Chief Titus Tait, me, and Rev. Solomon Beardy at the Gospel Jamboree
At the end of the evening, things wound down and another light meal was served of sandwiches, "dirty rice", and homemade pizza.  With a full belly (again!) I walked back to the motel for a good night's rest.

Monday morning came and I walked over to the Healing Center to get to work on following up with information requested on the evaluations.   That took all day getting the research done.  The next day would be organizing it and getting the information to Alvin.  Monday evening was quiet for me with no planned activities to attend.  However, it was time to get packed for the flight back to Winnipeg Tuesday afternoon and to make sure I had everything for Alvin that he needed.

Tuesday morning brought a bright and crystal clear blue sky to the area.  I finished up the materials for Alvin and transferred it to a thumb drive.   Then we had lunch together with a handful of the clients, the director of the center, Alvin, and me.  I was totally unprepared for a presentation that Alvin and Evangeline planned.  In appreciation for my work, I was given a beautiful pair of handmade mittens!   Wow! 

Alvin, Evangeline, and me holding my gift before I left to head home
Before I headed back to the motel to get my things ready to go, I took one last walk around the community.  One thing that is noticeable is the position of the sun at mid-day.  Since Sachigo Lake is north of the 53rd parallel, the days are shorter than what we're used to "down south".  

This is as high as the sun gets during the day in winter!
The other thing I wanted to do was find where the winter road came in to Sachigo.   I found it on the east side of the community.  It had only been opened for 7 days and then only to pickup trucks and light vehicles.  Semi trucks were still not allowed on it.  People in the community were already planning trips to Sioux Lookout to buy supplies and whatever else they would need that could save them money by getting it themselves.  Again, access to things is something we all take for granted in the land of roads, highways, and shopping malls.

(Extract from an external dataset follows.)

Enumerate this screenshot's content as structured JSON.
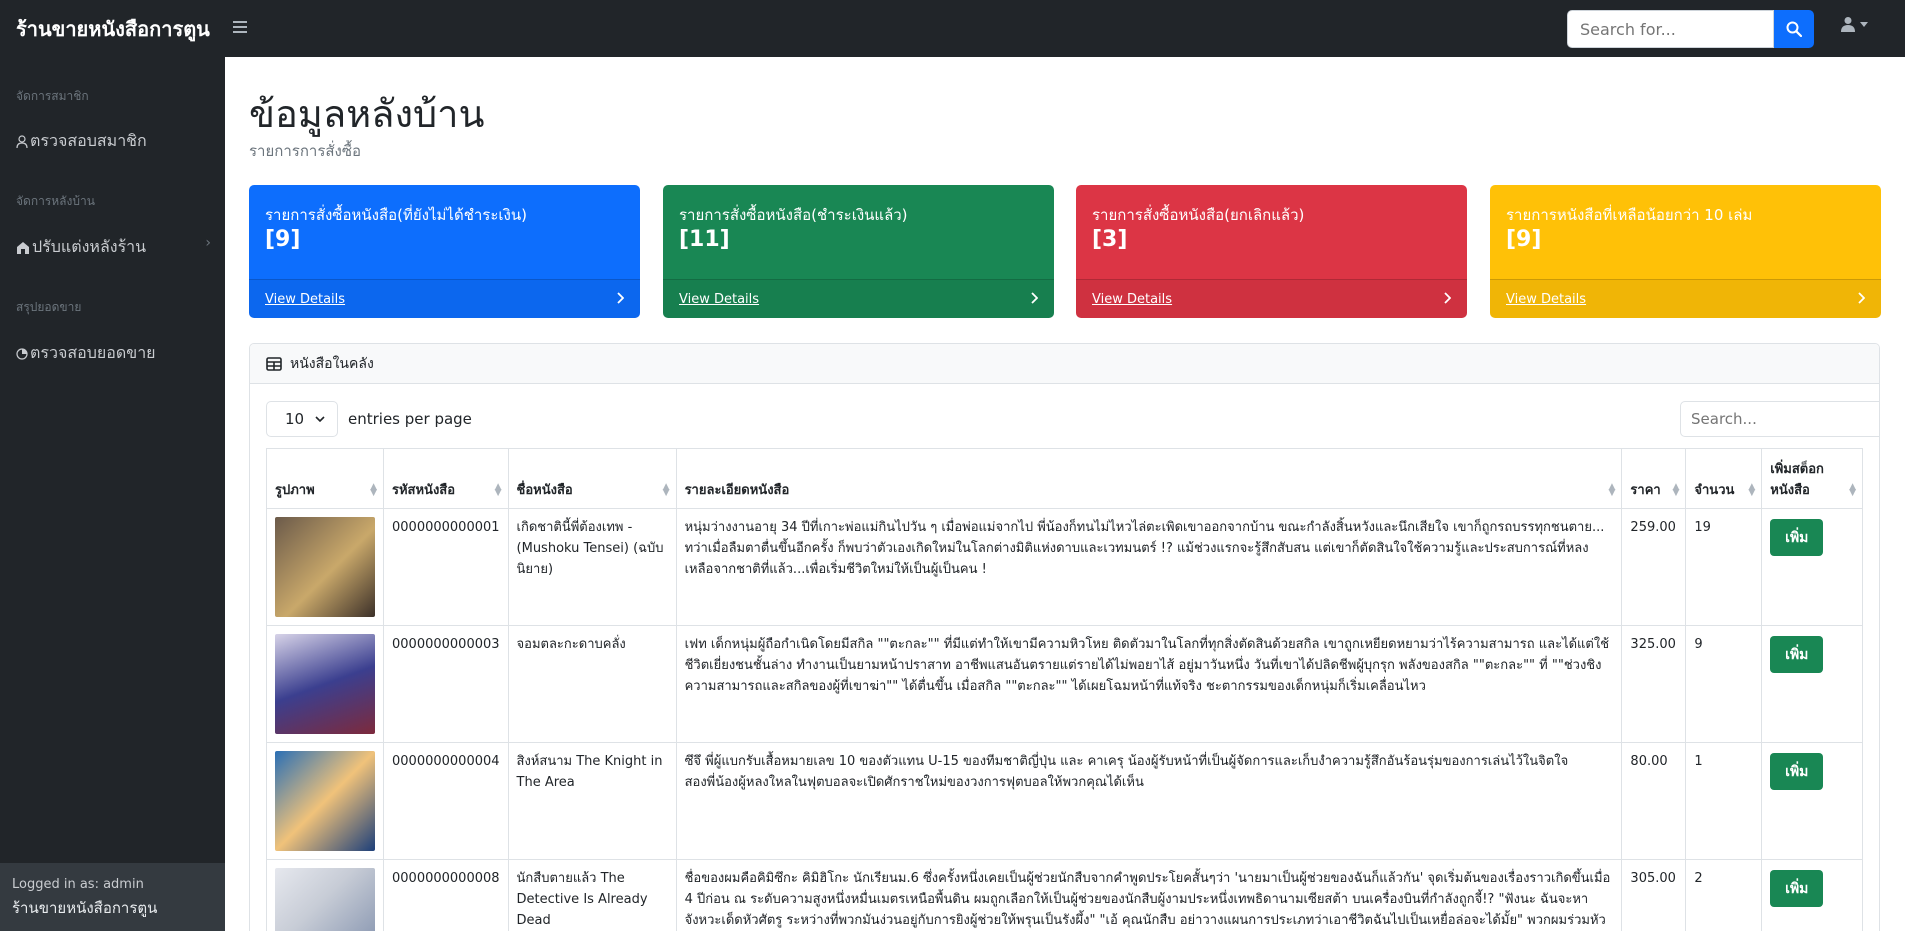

This is the beginning of the winter road out of Sachigo Lake to Sioux Lookout.
This is me standing on the winter road sporting my new hat that was a gift from the community.
As I walked back to the motel, I knew that Sachigo Lake and the people in this community would have a special place in my heart.   The time to leave came all too quickly.  Alvin picked me up and took me to the airport to get the flight back to Winnipeg and then back to the US.   We said our goodbyes and are already looking forward to when I can return to the community to continue the process of ministering to the parents and caregivers of the children of Sachigo Lake.  After all, that's what LAMP is all about..."taking the Light of Christ to the ends of the earth."

Things I learned...

1. My plans were not necessarily God's plans...but His worked so much better!
2. We are all God's children who struggle through life in various and similar ways.
3. Our dependence is not based within ourselves but on Christ working in us.

Let us pray:

Lord, our heavenly Father, you have loved us beyond time and our own understanding.  Thank you for sending your Son, Jesus, into this world to bear the burden of our sins so that we will have a life forever in your presence.  Be with the community of Sachigo Lake.  Bless their pastors and elders with the wisdom and strength that only your Word and Spirit can provide.  Heal broken hearts and the addictions of your children there.  Draw this community close to you so that they may be a beacon of Light pointing others to the grace of Your Son and our Savior, Jesus Christ.   Amen.